Recorded information =
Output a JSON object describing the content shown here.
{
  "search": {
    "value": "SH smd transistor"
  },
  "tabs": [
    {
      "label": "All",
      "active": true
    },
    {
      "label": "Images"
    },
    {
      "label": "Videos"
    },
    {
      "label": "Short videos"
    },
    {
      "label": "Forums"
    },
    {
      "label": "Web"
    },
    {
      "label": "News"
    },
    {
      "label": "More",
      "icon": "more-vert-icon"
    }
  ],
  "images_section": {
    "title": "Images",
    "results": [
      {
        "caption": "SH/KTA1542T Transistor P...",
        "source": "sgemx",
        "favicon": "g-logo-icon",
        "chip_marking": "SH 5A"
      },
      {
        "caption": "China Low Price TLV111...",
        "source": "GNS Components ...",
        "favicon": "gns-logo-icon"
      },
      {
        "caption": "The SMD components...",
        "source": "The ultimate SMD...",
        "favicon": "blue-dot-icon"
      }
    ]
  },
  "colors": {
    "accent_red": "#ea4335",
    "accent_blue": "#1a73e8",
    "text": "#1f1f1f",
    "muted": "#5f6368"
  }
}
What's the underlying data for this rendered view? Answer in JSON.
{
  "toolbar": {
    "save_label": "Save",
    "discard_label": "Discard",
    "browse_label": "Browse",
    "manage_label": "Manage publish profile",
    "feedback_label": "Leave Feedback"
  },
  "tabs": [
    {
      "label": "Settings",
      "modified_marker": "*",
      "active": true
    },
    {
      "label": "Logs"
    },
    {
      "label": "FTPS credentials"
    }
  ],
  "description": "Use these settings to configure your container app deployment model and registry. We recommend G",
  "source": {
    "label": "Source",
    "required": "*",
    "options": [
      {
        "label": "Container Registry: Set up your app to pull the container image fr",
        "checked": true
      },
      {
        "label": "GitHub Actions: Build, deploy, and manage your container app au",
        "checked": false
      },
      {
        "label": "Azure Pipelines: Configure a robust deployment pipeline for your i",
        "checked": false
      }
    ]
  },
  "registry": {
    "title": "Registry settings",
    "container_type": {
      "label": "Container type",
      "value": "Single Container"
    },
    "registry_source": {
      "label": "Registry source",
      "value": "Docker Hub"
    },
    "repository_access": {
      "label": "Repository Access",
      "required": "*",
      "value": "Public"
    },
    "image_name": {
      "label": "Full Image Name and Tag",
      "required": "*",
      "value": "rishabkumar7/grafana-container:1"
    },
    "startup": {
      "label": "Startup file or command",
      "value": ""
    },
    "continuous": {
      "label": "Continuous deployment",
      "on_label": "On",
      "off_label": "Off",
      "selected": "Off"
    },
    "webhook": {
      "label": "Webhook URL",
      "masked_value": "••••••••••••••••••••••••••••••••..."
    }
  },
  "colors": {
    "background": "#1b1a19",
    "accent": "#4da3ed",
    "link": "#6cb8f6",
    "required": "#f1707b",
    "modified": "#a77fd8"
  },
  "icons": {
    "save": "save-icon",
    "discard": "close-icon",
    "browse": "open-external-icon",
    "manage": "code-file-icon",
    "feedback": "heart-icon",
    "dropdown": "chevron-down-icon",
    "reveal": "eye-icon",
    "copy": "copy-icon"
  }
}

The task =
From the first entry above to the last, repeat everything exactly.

Answer to the problem =
Output a JSON object describing the content shown here.
{
  "search": {
    "value": "SH smd transistor"
  },
  "tabs": [
    {
      "label": "All",
      "active": true
    },
    {
      "label": "Images"
    },
    {
      "label": "Videos"
    },
    {
      "label": "Short videos"
    },
    {
      "label": "Forums"
    },
    {
      "label": "Web"
    },
    {
      "label": "News"
    },
    {
      "label": "More",
      "icon": "more-vert-icon"
    }
  ],
  "images_section": {
    "title": "Images",
    "results": [
      {
        "caption": "SH/KTA1542T Transistor P...",
        "source": "sgemx",
        "favicon": "g-logo-icon",
        "chip_marking": "SH 5A"
      },
      {
        "caption": "China Low Price TLV111...",
        "source": "GNS Components ...",
        "favicon": "gns-logo-icon"
      },
      {
        "caption": "The SMD components...",
        "source": "The ultimate SMD...",
        "favicon": "blue-dot-icon"
      }
    ]
  },
  "colors": {
    "accent_red": "#ea4335",
    "accent_blue": "#1a73e8",
    "text": "#1f1f1f",
    "muted": "#5f6368"
  }
}
What's the underlying data for this rendered view? Answer in JSON.
{
  "toolbar": {
    "save_label": "Save",
    "discard_label": "Discard",
    "browse_label": "Browse",
    "manage_label": "Manage publish profile",
    "feedback_label": "Leave Feedback"
  },
  "tabs": [
    {
      "label": "Settings",
      "modified_marker": "*",
      "active": true
    },
    {
      "label": "Logs"
    },
    {
      "label": "FTPS credentials"
    }
  ],
  "description": "Use these settings to configure your container app deployment model and registry. We recommend G",
  "source": {
    "label": "Source",
    "required": "*",
    "options": [
      {
        "label": "Container Registry: Set up your app to pull the container image fr",
        "checked": true
      },
      {
        "label": "GitHub Actions: Build, deploy, and manage your container app au",
        "checked": false
      },
      {
        "label": "Azure Pipelines: Configure a robust deployment pipeline for your i",
        "checked": false
      }
    ]
  },
  "registry": {
    "title": "Registry settings",
    "container_type": {
      "label": "Container type",
      "value": "Single Container"
    },
    "registry_source": {
      "label": "Registry source",
      "value": "Docker Hub"
    },
    "repository_access": {
      "label": "Repository Access",
      "required": "*",
      "value": "Public"
    },
    "image_name": {
      "label": "Full Image Name and Tag",
      "required": "*",
      "value": "rishabkumar7/grafana-container:1"
    },
    "startup": {
      "label": "Startup file or command",
      "value": ""
    },
    "continuous": {
      "label": "Continuous deployment",
      "on_label": "On",
      "off_label": "Off",
      "selected": "Off"
    },
    "webhook": {
      "label": "Webhook URL",
      "masked_value": "••••••••••••••••••••••••••••••••..."
    }
  },
  "colors": {
    "background": "#1b1a19",
    "accent": "#4da3ed",
    "link": "#6cb8f6",
    "required": "#f1707b",
    "modified": "#a77fd8"
  },
  "icons": {
    "save": "save-icon",
    "discard": "close-icon",
    "browse": "open-external-icon",
    "manage": "code-file-icon",
    "feedback": "heart-icon",
    "dropdown": "chevron-down-icon",
    "reveal": "eye-icon",
    "copy": "copy-icon"
  }
}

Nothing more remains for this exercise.